Sidney entrusted Edward Pease, as Secretary of the Fabian Society, with ensuring that the Fabian Executive Committee understood that the bequest was to the Trustees and not the Society. A letter from Shaw, who attended the Executive Committee meeting, indicates that there was some discussion about how far the Society should question the use of the money – but in the end they agreed not to interfere with Sidney’s proposals. On 27 November Sidney sent out a letter, asking for suggestions on the use of the money but urging strongly that the use should be educational in character. At the trustees meeting on 8 February 1895 Sidney presented a memorandum recommending that £500 be spent on starting “experimentally” a London School of Economics and Political Science. £150 would be spent on organising Fabian Society lectures throughout the country in 1895 and 1896. The trustees agreed the proposal.

How important was Hutchinson’s money in the establishment of LSE? It certainly gave Sidney and his collaborators the confidence and financial backing to seek further funding.

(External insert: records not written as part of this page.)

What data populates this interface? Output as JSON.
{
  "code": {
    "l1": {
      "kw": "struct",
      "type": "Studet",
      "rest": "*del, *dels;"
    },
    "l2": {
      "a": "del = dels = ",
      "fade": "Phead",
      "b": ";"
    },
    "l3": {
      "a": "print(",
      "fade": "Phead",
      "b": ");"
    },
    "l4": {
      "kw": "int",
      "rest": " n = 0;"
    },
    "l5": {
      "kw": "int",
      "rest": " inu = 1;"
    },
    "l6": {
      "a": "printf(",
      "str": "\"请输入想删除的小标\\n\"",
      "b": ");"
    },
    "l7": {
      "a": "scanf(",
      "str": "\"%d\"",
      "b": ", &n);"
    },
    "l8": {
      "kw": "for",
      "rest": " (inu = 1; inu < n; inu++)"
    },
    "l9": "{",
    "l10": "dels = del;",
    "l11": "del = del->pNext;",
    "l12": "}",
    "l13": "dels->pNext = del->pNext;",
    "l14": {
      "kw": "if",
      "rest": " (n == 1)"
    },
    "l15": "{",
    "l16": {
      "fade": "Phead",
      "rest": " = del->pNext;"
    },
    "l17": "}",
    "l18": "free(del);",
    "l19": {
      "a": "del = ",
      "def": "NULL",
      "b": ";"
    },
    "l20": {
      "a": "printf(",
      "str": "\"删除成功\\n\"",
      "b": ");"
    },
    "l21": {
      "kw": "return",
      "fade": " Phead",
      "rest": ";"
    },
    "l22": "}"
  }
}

In fact the wording of Sidney’s February memorandum indicated he was planning to approach the Technical and Education Board of the London County Council (of which he was Chairman) for support for the provision of teaching of commercial courses at the Chamber of Commerce in Eastcheap.

In May 1895 the Board agreed to grant £500 for the year 1895-1896. In the early years of the School this grant was the largest item of income, increasing to £1,200 in 1897-1898. In addition there were a number of donations from individuals – Sidney estimated that the School had received £5,000 from Charlotte Shaw in the first several years – not least her rental of the upper floors of 10 Adelphi Terrace.

Charlotte Shaw, 1904 portrait by G Bernard Shaw
Charlotte Shaw, 1904 portrait by G Bernard Shaw. LSE

Sidney was determined to found his centre of research in the social sciences and he expressed his passion in a letter to Charlotte:

…only in this path of scientific study lies any hope of remedying social evils, or relieving individual misery. I am furious when I read of bequests to the Poor Box, or the Lifeboat Society, or the Hospitals – it is worth more to discover one tiny improvement that will permanently change conditions ever so little for the better than to assuage momentarily the woes of thousands.

I am thoroughly satisfied that if the experiment is successful; that this is the way and the only one I know, to build up a great research institution.

Read more about LSE’s early years

This post was published during LSE’s 120th anniversary celebrations

LSE 120th anniversary

Please read our comments policy before commenting

About the author

Sue Donnelly. Credit: Nigel Stead/LSE

Sue Donnelly

Sue Donnelly is formerly LSE's Archivist, where she specialised in the history of the School.

Posted In: Hidden LSE | Our first years | People

Leave a Reply

Your email address will not be published. Required fields are marked *

Subscribe via Email

Enter your email address to subscribe to this blog and receive notifications of new posts by email.